    f you&re new to star-hopping, position your star-lounger north-south and sit with your feet pointing north. This will put you inan ideal position to see seeral key star-hopping points( the 2lough, the /orth tar and the constellation of )assiopeia asthey&re all around the north part of the sky.

    3hy not practise star-hopping using the e%ample shown below4 5emember, take it easy, and you&ll be finding your wayaround the sky in no time.

    Star-hop from the Plough to Cassiopeia

    1 Find the PloughThe 2lough is a shape or 6asterism& found in the constellation of +rsa a'or, the !reat 7ear. t&s a good place to startbecause it&s a recognisable shape. t&s also close to the north pole of the sky, meaning it&s always isible in the night sky.

  • 8/12/2019 Find Your Way Around the Skies

    3/3

    2 Move from the Plough to the Pole StarThe two right-hand stars of the 2lough are known as the 2ointers. 1%tend an imaginary line between them and out of the2lough and they&ll point to the 2ole tar, which is also called 2olaris.

    !race the shape of Ursa MinorThe 2ole tar is the main star of the constellation +rsa inor, the *ittle 7ear.
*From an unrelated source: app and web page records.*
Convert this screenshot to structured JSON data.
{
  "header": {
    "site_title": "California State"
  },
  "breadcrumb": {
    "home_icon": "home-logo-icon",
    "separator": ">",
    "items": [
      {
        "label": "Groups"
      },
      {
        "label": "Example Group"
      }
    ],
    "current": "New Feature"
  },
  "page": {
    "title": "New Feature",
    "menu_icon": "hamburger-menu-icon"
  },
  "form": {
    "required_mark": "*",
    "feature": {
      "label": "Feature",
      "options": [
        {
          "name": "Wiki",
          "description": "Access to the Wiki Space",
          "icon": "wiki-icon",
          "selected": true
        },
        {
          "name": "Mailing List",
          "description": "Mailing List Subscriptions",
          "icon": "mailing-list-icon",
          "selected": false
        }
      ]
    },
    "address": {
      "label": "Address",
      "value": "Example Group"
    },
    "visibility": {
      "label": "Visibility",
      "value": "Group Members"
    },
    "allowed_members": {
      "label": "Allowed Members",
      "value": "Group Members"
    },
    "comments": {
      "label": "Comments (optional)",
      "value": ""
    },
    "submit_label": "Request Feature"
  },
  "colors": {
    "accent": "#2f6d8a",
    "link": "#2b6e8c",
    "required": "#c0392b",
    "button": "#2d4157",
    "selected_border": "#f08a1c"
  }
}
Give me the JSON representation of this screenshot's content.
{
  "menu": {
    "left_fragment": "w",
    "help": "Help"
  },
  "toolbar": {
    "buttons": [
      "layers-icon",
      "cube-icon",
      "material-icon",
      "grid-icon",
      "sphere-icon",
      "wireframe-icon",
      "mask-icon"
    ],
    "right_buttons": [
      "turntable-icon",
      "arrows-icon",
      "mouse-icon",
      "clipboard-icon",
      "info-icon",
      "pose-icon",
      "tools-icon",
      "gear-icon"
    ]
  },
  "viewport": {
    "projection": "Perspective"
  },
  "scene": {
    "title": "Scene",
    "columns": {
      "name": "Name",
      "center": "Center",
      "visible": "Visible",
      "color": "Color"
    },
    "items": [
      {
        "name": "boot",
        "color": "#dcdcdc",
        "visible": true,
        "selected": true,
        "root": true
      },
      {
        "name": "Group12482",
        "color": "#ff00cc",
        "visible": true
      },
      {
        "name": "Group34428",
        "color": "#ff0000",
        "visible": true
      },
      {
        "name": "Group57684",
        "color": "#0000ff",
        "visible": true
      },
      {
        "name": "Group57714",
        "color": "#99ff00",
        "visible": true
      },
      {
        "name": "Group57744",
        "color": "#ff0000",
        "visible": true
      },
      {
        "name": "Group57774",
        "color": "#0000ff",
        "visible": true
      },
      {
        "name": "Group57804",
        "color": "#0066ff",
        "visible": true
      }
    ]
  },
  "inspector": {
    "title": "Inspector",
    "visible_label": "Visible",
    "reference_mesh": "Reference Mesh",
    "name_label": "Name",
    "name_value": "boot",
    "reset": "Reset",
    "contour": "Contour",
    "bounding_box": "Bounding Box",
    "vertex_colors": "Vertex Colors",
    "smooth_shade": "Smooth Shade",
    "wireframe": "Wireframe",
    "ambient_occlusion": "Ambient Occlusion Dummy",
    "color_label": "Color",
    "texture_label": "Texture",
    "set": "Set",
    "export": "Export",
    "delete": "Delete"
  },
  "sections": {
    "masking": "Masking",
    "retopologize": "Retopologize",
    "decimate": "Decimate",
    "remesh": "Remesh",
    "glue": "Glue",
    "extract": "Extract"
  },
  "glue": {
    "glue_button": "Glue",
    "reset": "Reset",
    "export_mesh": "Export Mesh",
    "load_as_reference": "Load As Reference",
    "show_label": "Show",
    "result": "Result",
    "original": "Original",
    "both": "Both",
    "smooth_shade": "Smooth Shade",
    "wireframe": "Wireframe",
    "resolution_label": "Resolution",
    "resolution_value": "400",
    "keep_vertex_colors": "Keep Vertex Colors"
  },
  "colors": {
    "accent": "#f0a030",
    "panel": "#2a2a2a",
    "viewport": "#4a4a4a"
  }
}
This is shaped like a smaller, fainter ersion ofthe 2lough and you can trace its form arching off from 2olaris. 3ell done, you&e found a new constellation.

    " Move on to Cassiopeia)ontinue on in the same direction you took from the 2lough to 2olaris, for around the same distance again. 0ou&ll find thedistinctie 63& of stars that make up the constellation of )assiopeia. That&s it, a successful star-hopping session.

    #opping $ith %inoculars7inoculars proide another way to star-hop. The trouble is, when you look through them it&s easy to lose your bearings

    because you&re only looking at a small piece of sky. A good trick is to work out how much of the sky your binoculars showyou 8their field of iew9.

    To do this, take a look at the 2lough, noting which stars are at the ery edge of your binoculars& field of iew. /ow find thesestars on a starchart and make a ring out of wire and place it around them.

    This ring is the field of iew of your binoculars at the right scale to use on your starchart.0ou can then moe your wire ring around the chart to plan each step of your star-hop and know in adance what the iewshould look like.

    Try aiming for the :ouble )luster in 2erseus # it&s a great target through binoculars and it&s ery close to )assiopeia.